If you’re new to NBA 2K, or to basketball in general, learning how to play can be a daunting prospect. Knowing who to control and how to guard some of the league’s best players can be tricky, and can often feel like opponents are scoring at will.
VideoGamer has put together a bunch of tips and tricks to help you keep scoring to a minimum and learn how to match up against opposing players so that you become a dominant force in the paint.
Check the match-ups
In the coaching options, you can change who your players are supposed to be guarding. If your best player is guarding their least effective offensive player, change things around so the matchups better reflect your opponent’s strengths and weaknesses.
Make sure you pay attention to height, though, you don’t want a six-foot-nine power forward being guarded by a point guard who’s barely scraping six feet.
Also, you can change how exactly your team defends against each player on the court. Again, in the defensive settings, you can choose how tight your team marks a player, both on and off the ball, whether they automatically double team, how they attack in the post and more.
Don’t keep switching who you control

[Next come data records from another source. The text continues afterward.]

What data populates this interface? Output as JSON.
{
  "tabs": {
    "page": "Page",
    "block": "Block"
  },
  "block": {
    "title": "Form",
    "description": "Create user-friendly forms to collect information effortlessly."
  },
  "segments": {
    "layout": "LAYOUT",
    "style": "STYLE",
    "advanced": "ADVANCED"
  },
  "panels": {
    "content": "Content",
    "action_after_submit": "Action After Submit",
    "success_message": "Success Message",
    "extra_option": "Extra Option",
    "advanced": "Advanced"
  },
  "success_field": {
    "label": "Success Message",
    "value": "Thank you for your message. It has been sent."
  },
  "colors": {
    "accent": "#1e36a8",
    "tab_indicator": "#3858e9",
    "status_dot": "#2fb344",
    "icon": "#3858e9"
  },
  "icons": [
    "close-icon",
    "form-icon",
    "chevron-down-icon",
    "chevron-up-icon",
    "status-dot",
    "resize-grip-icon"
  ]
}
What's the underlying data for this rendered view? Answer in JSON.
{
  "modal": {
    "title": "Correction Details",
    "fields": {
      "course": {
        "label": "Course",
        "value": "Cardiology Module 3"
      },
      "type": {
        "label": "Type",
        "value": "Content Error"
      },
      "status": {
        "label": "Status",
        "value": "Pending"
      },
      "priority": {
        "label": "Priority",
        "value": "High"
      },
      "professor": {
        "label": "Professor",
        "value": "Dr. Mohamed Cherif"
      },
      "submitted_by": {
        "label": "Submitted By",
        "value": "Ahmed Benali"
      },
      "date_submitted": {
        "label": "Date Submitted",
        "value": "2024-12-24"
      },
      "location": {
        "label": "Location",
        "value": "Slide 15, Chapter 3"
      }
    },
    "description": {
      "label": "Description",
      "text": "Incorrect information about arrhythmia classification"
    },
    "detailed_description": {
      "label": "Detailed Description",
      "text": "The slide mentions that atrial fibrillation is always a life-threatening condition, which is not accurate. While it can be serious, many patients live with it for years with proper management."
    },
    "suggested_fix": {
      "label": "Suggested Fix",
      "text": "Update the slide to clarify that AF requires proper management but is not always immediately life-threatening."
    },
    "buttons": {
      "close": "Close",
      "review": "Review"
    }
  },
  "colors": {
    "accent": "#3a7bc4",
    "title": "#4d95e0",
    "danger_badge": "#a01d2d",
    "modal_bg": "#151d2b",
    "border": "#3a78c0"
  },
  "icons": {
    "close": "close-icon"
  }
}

Unlike in other sports games, you don’t have to keep switching control to the man closest to the ball. The AI is very good at defending the ball-handler, and you can focus on picking up the other men on the court.
If you are particularly good at stealing possession, and want to control the man near the ball, don’t keep switching quickly, as you’ll be weak to a sudden dribble. Wait until an attacker catches the ball, then switch, once your defender is in position.

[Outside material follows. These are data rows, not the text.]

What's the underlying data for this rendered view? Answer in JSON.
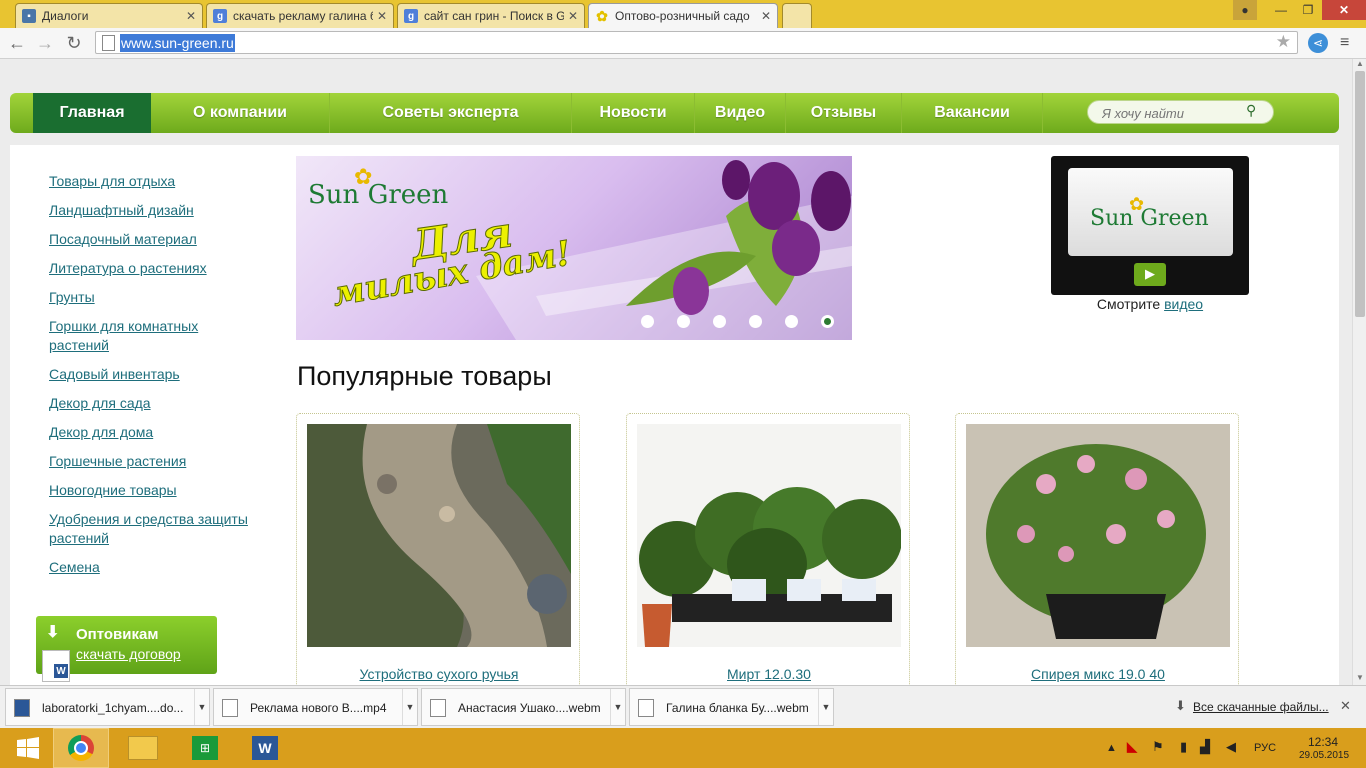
{
  "browser": {
    "tabs": [
      {
        "label": "Диалоги",
        "icon": "chat-icon"
      },
      {
        "label": "скачать рекламу галина б",
        "icon": "google-icon"
      },
      {
        "label": "сайт сан грин - Поиск в G",
        "icon": "google-icon"
      },
      {
        "label": "Оптово-розничный садо",
        "icon": "flower-icon"
      }
    ],
    "url": "www.sun-green.ru"
  },
  "nav": {
    "items": [
      "Главная",
      "О компании",
      "Советы эксперта",
      "Новости",
      "Видео",
      "Отзывы",
      "Вакансии"
    ],
    "search_placeholder": "Я хочу найти"
  },
  "sidebar": {
    "links": [
      "Товары для отдыха",
      "Ландшафтный дизайн",
      "Посадочный материал",
      "Литература о растениях",
      "Грунты",
      "Горшки для комнатных растений",
      "Садовый инвентарь",
      "Декор для сада",
      "Декор для дома",
      "Горшечные растения",
      "Новогодние товары",
      "Удобрения и средства защиты растений",
      "Семена"
    ],
    "wholesale_title": "Оптовикам",
    "wholesale_link": "скачать договор"
  },
  "banner": {
    "logo": "Sun Green",
    "headline_1": "Для",
    "headline_2": "милых дам!",
    "active_slide": 6
  },
  "video": {
    "logo": "Sun Green",
    "caption": "Смотрите",
    "caption_link": "видео"
  },
  "popular": {
    "heading": "Популярные товары",
    "items": [
      "Устройство сухого ручья",
      "Мирт 12.0.30",
      "Спирея микс 19.0 40"
    ]
  },
  "downloads": {
    "items": [
      "laboratorki_1chyam....do...",
      "Реклама нового В....mp4",
      "Анастасия Ушако....webm",
      "Галина бланка Бу....webm"
    ],
    "all_label": "Все скачанные файлы..."
  },
  "taskbar": {
    "lang": "РУС",
    "time": "12:34",
    "date": "29.05.2015"
  },
  "colors": {
    "nav_green": "#6eaa1c",
    "nav_active": "#1a6e30",
    "link": "#1e6e7c",
    "taskbar": "#d99e1c"
  }
}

Don’t try to block all the time
Pressing triangle/Y will make a defender jump and try to block a shot. While doing so can be effective, it also carries a greater risk of fouling a shooter or being tricked by a fake shot and being left wanting as an opponent dribbles past you.
Be mindful of the situation before thinking about blocking: has the ball-handler just completed a dribble? How long is left on the shot clock? Who is holding the ball and where is he standing? These sort of questions will help you know how likely it is the player is about to shoot.

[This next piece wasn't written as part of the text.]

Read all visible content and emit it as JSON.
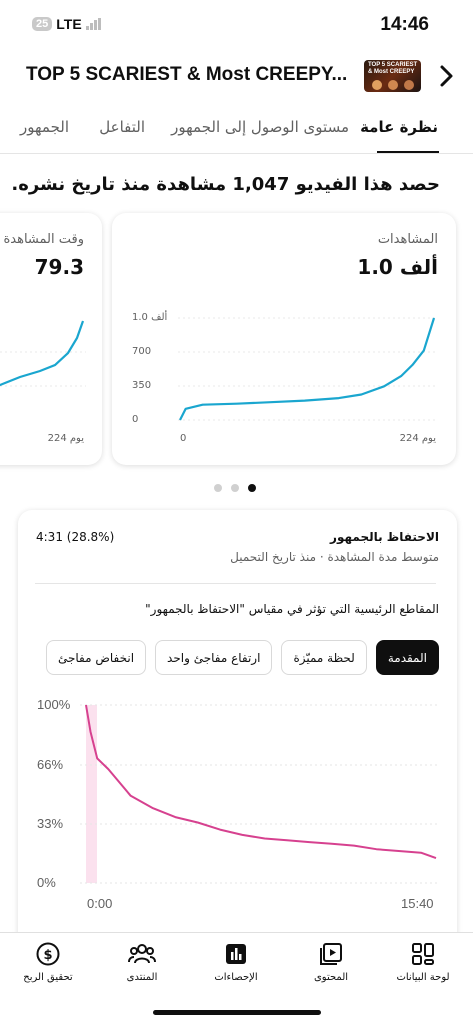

Moving the right stick up will make a defender put his hands up, which can be equally effective, especially as the taller players. It also means you won’t foul the shooter.
Don’t try to steal all the time
Stealing, while an incredibly important part of defence, also carries risks. Pressing steal (square/X) locks a defender into an animation, which if missed, allows the dribbler to run past and have a lane to attack the basket.
When you first get started, it’s best to only try and steal the ball when a player is attempting a dribble, or intercept a pass. Don’t try and steal the ball while a player is simply standing in front of you and bouncing the ball, or he’ll just run around you.
Again, it’s important to know your team’s roster, and stick to your best defensive players when it comes to steals. Chris Paul, Kyrie Irving and Rajon Rondo are very good at getting steals, as is often the case for smaller, quicker players.
Giving up offensive rebounds is a sure fire way to lose games. When a shot does go up, make sure you switch control to a big man, hold L2/LT to block your opponent’s big players from the basket and grab the rebound should the ball miss the basket.
‘Boxing out’ is a key to defending, and limiting rebounds is a major part of a big player’s defensive responsibilities. Stopping attackers from getting the ball means you won’t give up easy points, and also allows for your smaller players to nip in and grab some rebounds too.